Instant Messaging for iSeries?
Big Blue unveils instant messaging community service for iSeries users
At its PartnerWorld conference and expo in New Orleans, IBM Corp. yesterday unveiled IBM Community Tools, a new instant messaging technology for its eServer iSeries platform.
Big Blue’s new IBM Community Tools application isn’t currently available as a standalone product, however. Nor will its underlying technology necessarily be made available as part of another product, says Amit Dave, a senior technical staff member for enterprise technologies. Instead, Dave indicates, it’s being offered on an “as-is” basis to members of IBM’s iSeries Nation.
iSeries Nation is an online community and informational resource (http://www-1.ibm.com/servers/eserver/iseries/nation/) that Big Blue provides for iSeries users.
The goal of IBM Community Tools messaging, explains Dave, is to ratchet up “informational exchange” among iSeries users. “The purpose that IBM will use it for is to communicate and extend information about new technologies to the community, like a new Redbook is out, or COMMON is around the corner, or there’s a new article in the press about a great piece of new technology."
The IBM Community Tools service is based on independent work performed by one of Big Blue’s WebAhead researchers. Dave acknowledges that the new service’s instant messaging and collaboration features are similar to what IBM’s Lotus software group offers in its Sametime instant messaging and Web conferencing solution. But while Sametime offers support for chat rooms, along with the ability to message individual users, IBM Community Tools offers a blanket capability to address all of the online users in a community, he explains. “It’s not necessarily an organized chat room as such.”
Instead, when an iSeries enthusiast uses IBM Community Tools to send an instant message, it’s distributed to all online members. From there, members can decide whether or not they want to participate in a discussion. “Everyone who was connected, they would get a little pop-up window at the bottom of the screen and [then they have an opportunity to] join.” Chat invitations disappear after about 10 seconds, he notes.
IBM calls these capabilities “SkillTap” and “FreeJam.”

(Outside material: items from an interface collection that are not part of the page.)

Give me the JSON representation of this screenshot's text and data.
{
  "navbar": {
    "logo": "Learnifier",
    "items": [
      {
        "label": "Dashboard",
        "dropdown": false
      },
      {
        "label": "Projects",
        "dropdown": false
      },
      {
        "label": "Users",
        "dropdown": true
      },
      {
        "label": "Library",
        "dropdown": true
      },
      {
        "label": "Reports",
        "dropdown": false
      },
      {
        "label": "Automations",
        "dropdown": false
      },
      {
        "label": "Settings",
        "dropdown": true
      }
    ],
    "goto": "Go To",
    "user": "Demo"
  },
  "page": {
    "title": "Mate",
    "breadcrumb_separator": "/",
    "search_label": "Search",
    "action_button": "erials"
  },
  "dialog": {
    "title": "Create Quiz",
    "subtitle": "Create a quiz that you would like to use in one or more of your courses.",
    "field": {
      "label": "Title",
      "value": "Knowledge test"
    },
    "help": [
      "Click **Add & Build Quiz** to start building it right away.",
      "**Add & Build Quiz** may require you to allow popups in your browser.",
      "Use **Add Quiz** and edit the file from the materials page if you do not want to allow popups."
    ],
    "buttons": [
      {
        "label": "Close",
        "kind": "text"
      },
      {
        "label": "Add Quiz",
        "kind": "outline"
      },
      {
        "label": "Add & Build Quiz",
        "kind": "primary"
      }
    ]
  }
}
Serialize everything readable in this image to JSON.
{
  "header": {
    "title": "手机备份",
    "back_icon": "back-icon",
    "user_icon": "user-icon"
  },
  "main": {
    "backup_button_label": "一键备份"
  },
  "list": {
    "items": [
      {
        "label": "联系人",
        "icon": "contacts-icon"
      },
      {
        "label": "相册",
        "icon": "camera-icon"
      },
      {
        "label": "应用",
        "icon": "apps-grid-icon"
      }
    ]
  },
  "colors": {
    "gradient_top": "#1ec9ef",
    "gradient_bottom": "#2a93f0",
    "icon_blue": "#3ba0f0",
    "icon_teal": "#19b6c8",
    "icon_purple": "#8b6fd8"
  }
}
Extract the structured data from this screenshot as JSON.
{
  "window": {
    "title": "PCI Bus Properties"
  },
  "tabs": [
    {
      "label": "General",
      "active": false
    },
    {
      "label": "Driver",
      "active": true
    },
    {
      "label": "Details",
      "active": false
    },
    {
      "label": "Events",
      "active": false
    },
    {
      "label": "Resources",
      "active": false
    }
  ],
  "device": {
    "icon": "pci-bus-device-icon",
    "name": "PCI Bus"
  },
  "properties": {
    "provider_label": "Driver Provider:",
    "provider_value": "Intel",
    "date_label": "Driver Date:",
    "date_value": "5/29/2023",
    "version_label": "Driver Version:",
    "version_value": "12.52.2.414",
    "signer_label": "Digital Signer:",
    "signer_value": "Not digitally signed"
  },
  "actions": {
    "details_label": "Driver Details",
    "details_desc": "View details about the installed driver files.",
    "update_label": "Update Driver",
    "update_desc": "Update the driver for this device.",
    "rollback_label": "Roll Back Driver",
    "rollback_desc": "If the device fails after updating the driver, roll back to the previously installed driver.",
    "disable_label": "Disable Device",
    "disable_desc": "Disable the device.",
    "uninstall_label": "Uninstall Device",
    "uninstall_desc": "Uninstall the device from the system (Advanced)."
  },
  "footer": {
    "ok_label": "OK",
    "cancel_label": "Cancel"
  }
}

Dave makes clear that IBM hasn’t committed to extend the features or functions of its new messaging service. At the same time, he acknowledges, if the service matures, it could become a tool for IBM and its partners to interact directly with iSeries customers. “The potential is tremendous, but what we don’t have at present is the ability to tune into a specific channel. I can’t tune in to say: 'Let’s just do this [product presentation] for a particular ISV.' So [right now] everyone can participate.”
IBM is hosting its new community messaging offering on an iSeries 820 box, Dave says. It will be available free of charge to anyone who wants to participate. In addition to instant messaging, IBM Community Tools offers support for the following features:
- PollCast, a facility to instantly poll participants and receive anonymous survey results
- TeamRing, which lets members create instant Web presentations and invite articipants to follow along
- w3alert, a feature that sends instant alerts to community members, with optional links to Internet pages
- Question Search, a facility that enables participants to search multiple knowledge bases for answers to iSeries-related questions
- Dave says that Big Blue expects that many of iSeries Nation’s 50,000 members will opt to sign up for IBM Community Tools.
Chuck Lewis, a member of the iSeries Nation Freedom Council and an iSeries manager with a supply company based in Indianapolis, says that IBM Community Tools “could be an interesting concept and could prove to be another useful tool or … set of tools.” At the same time, Lewis allows, he would need to “see it in action to really gauge” its effectiveness.
Stephen Swoyer is a Nashville, TN-based freelance journalist who writes about technology.